Italian immigrants from Tuscany probably introduced the Sangiovese grape to California in the late 1800s, possibly at the Segheshio Family’s “Chianti Station,” near Geyserville. It is one of several varietal components of the field blend in many old North Coast and Gold Country vineyards that are often otherwise identified as Zinfandel.
Sanguis Jovis, the Latin origin for the varietal name, literally means “blood of Jove” and it is likely that Sangiovese (a.k.a. Sangioveto or San Gioveto) was known by Etruscan winemakers, although the first literary reference to it was in 1722. It is probably indigenous to Tuscany, whose most famous wine is Chianti.
The basic blend of Chianti was established by Baron Ricasoli in the 1890s. This averages 70% sangiovese as the varietal base (along with 15% canaiolo [red], and 15% trebbiano [white] and sometimes a little colorino [red]). Many vineyards are traditionally planted with this varietal mix.
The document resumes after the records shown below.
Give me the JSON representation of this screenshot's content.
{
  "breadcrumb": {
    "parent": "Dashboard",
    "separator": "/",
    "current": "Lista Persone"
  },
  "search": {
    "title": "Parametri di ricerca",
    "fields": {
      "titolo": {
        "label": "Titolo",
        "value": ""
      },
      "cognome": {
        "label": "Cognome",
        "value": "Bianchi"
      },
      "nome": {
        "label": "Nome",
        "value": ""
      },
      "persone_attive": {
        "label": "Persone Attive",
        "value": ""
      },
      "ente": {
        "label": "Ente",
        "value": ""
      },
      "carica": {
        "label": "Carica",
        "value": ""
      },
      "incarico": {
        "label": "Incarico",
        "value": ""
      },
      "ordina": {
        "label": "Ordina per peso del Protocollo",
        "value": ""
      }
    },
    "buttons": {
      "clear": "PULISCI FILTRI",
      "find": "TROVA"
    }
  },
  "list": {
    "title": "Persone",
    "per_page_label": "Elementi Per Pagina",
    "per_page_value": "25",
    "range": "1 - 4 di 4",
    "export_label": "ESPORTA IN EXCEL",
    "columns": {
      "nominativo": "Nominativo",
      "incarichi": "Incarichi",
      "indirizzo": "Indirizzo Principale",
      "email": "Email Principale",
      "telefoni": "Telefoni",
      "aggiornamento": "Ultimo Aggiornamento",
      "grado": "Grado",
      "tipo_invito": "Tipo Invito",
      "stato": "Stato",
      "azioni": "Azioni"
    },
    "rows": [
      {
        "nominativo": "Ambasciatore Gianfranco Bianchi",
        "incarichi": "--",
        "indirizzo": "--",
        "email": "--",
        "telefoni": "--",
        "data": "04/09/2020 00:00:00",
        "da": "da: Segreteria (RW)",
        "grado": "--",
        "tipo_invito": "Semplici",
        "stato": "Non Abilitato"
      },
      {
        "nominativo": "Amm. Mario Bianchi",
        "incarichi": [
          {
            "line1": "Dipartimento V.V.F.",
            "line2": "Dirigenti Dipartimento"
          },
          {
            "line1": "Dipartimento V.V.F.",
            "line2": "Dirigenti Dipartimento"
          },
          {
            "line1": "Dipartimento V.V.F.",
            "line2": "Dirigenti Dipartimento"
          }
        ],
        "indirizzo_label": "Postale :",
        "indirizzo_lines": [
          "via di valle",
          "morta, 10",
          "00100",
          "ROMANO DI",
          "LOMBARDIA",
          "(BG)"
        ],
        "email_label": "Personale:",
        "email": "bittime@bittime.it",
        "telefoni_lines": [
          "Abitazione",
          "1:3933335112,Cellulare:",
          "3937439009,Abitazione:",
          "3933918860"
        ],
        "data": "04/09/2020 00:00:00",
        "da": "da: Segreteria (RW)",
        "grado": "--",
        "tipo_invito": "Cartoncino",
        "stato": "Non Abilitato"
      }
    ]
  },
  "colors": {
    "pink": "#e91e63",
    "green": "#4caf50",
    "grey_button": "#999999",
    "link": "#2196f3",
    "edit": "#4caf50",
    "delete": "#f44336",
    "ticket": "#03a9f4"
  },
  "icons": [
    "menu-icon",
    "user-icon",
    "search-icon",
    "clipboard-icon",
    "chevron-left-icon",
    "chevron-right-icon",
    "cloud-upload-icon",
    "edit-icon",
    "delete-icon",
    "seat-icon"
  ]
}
It is difficult even for the Italians to keep up with their own ever-changing and very detailed wine laws, which specify permitted grape types, maximum yields per acre, minimum alcohol content, minimum aging standards before sale, etc. Currently, the minimum amount of sangiovese permitted in Chianti is 90%. Other grapes that may be used now include malvasia toscana, a white grape far superior to the ubiquitous trebbiano. Still, the total white grapes used must not exceed 5% of the blend.
In some ways sangiovese is to Chianti as cabernet sauvignon is to Bordeaux. Both form the base of wines normally blended with other varietals and both by themselves share a certain distinctive elegance and complexity, when well-made.
There are at least 14 separate and distinct clones of sangiovese. At one point, there was some attempt in Italy to identify two separate “families”, Grosso and Piccolo, although this seemed to have more commercial basis (“mine’s better than yours”) than ampelographic or taste evidence to justify this attempt to classify.
The fruit is slow to mature and late-ripening. With relatively thin skins, it has a tendency to rot in dampness and does not mature well if planted above an elevation of 1,500 feet. Sangiovese vineyards with limestone soil seem to produce wines with more forceful aromas.
The hot, dry climate, such as Tuscany provides, is where sangiovese thrives. Because these climatic criteria generally enhance quantity, rather than quality, it takes careful cultivation and winemaking techniques to produce really excellent wine from this grape. The official classification of Chianti itself demonstrates the widely fluctuating range of Sangiovese quality from those identified as ordinary vino di tavola to the highest classico superiore. Sangiovese is the #1 varietal in Italy with 247,000 acres, 10% of the entire wine grape crop.
The flavor profile of Sangiovese is fruity, with moderate to high natural acidity and generally a medium-body ranging from firm and elegant to assertive and robust and a finish that can tend towards bitterness. The aroma is generally not as assertive and easily identifiable as Cabernet Sauvignon, for example, but can have a strawberry, blueberry, faintly floral, violet or plummy character.
Typical Sangiovese Smell and/or Flavor Descriptors
Fruit: strawberry, blueberry, orange peel, plum
Oak (light): vanilla, sweet wood
Spice: cinnamon, clove, thyme
Oak (heavy): oak, smoke, toast, tar
Most Chianti up through the 1980s was imported in straw-covered fiasci and more attention was paid to low price than any quality factor. Probably because of this association, very few California wine reference books published before 1990 make mention of Sangiovese as either wine or grape. With no snob-appeal as a “collector’s wine,” it generated little interest from growers or consumers until relatively recently.
Tuscan winemakers, experimenting the past few years with blends of sangiovese, cabernet sauvignon and/or merlot have succeeded creating some excellent Supertuscan blends commanding high prices. This has led to an increasing number of experimental Sangiovese vineyards being planted and, as of 1991, there were 200 acres in California. (It is interesting, possibly foretelling, to note here that this is the same total as the entire cabernet sauvignon acreage planted in California in 1961.) The best results so far have come from Napa, San Luis Obispo and the Sierra Foothills. There are several California producers making proprietary blends of cabernet sauvignon and sangiovese, following the Supertuscan example.
It will be interesting to see the progress of California Sangiovese over the next few decades, as the right vineyard locales and the best fermentation, blending, and aging techniques are discovered.
by Alan Cannon and Jim LaMar